CHARLESTON, West Virginia (Reuters) - West Virginia, born in the turmoil of the Civil War and now a growing energy hub, marks its 150th birthday on Thursday with statewide bell-ringing, a giant cake and beard-growing contests.
The four-day festival commemorates when Union sympathizers in western Virginia, opposed to their state’s support for the slave-owning Confederacy, voted in Wheeling on June 20, 1863, to form their own state.
To celebrate the Mountain State’s anniversary at the Capitol, Governor Earl Ray Tomblin is cutting a birthday cake that measures 8 feet long and more than 3 feet (1 meter) high.
Tomblin addressed the legislature in Wheeling to signal the start of festivities for the state of 1.9 million people. He will officiate from the Capitol over a statewide bell-ringing celebration.
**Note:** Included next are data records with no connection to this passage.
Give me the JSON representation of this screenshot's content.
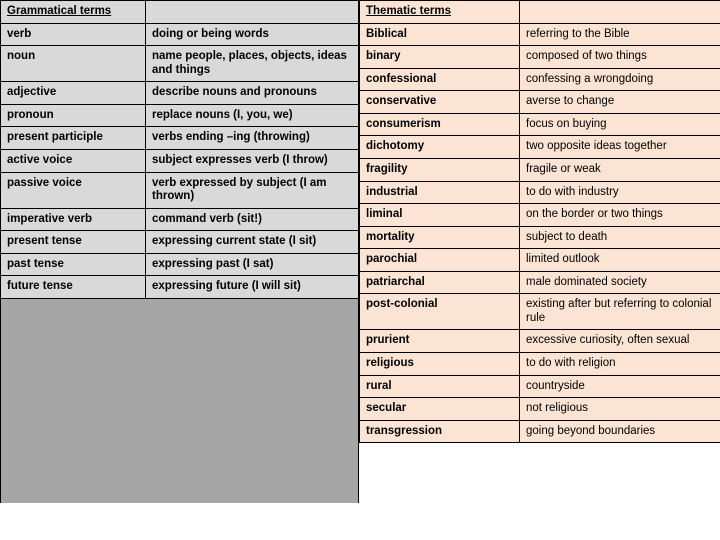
{
  "page": {
    "background_color": "#ffffff",
    "left_table_color": "#d9d9d9",
    "right_table_color": "#fbe4d3",
    "filler_color": "#a6a6a6",
    "border_color": "#000000"
  },
  "grammatical": {
    "header": "Grammatical terms",
    "rows": [
      {
        "term": "verb",
        "definition": "doing or being words"
      },
      {
        "term": "noun",
        "definition": "name people, places, objects, ideas and things"
      },
      {
        "term": "adjective",
        "definition": "describe nouns and pronouns"
      },
      {
        "term": "pronoun",
        "definition": "replace nouns (I, you, we)"
      },
      {
        "term": "present participle",
        "definition": "verbs ending –ing (throwing)"
      },
      {
        "term": "active voice",
        "definition": "subject expresses verb (I throw)"
      },
      {
        "term": "passive voice",
        "definition": "verb expressed by subject (I am thrown)"
      },
      {
        "term": "imperative verb",
        "definition": "command verb (sit!)"
      },
      {
        "term": "present tense",
        "definition": "expressing current state (I sit)"
      },
      {
        "term": "past tense",
        "definition": "expressing past (I sat)"
      },
      {
        "term": "future tense",
        "definition": "expressing future (I will sit)"
      }
    ]
  },
  "thematic": {
    "header": "Thematic terms",
    "rows": [
      {
        "term": "Biblical",
        "definition": "referring to the Bible",
        "tall": false
      },
      {
        "term": "binary",
        "definition": "composed of two things",
        "tall": true
      },
      {
        "term": "confessional",
        "definition": "confessing a wrongdoing",
        "tall": false
      },
      {
        "term": "conservative",
        "definition": "averse to change",
        "tall": false
      },
      {
        "term": "consumerism",
        "definition": "focus on buying",
        "tall": false
      },
      {
        "term": "dichotomy",
        "definition": "two opposite ideas together",
        "tall": false
      },
      {
        "term": "fragility",
        "definition": "fragile or weak",
        "tall": true
      },
      {
        "term": "industrial",
        "definition": "to do with industry",
        "tall": false
      },
      {
        "term": "liminal",
        "definition": "on the border or two things",
        "tall": false
      },
      {
        "term": "mortality",
        "definition": "subject to death",
        "tall": false
      },
      {
        "term": "parochial",
        "definition": "limited outlook",
        "tall": false
      },
      {
        "term": "patriarchal",
        "definition": "male dominated society",
        "tall": false
      },
      {
        "term": "post-colonial",
        "definition": "existing after but referring to colonial rule",
        "tall": false
      },
      {
        "term": "prurient",
        "definition": "excessive curiosity, often sexual",
        "tall": false
      },
      {
        "term": "religious",
        "definition": "to do with religion",
        "tall": false
      },
      {
        "term": "rural",
        "definition": "countryside",
        "tall": false
      },
      {
        "term": "secular",
        "definition": "not religious",
        "tall": false
      },
      {
        "term": "transgression",
        "definition": "going beyond boundaries",
        "tall": false
      }
    ]
  }
}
West Virginia, the 35th state admitted to the Union, has planned more than 140 events to mark the sesquicentennial. They include concerts, fireworks, beard-growing contests, free steamboat rides, exhibitions, Civil War re-enactments and a baseball game using period rules and equipment.
West Virginia has a long history of poverty, and median household income in 2008 was 49th among the 50 states. But a surge in energy production has helped put joblessness at 6.2 percent, below the national average.
Reporting by Geno Lawrenzi; Writing by Ian Simpson; Editing by Xavier Briand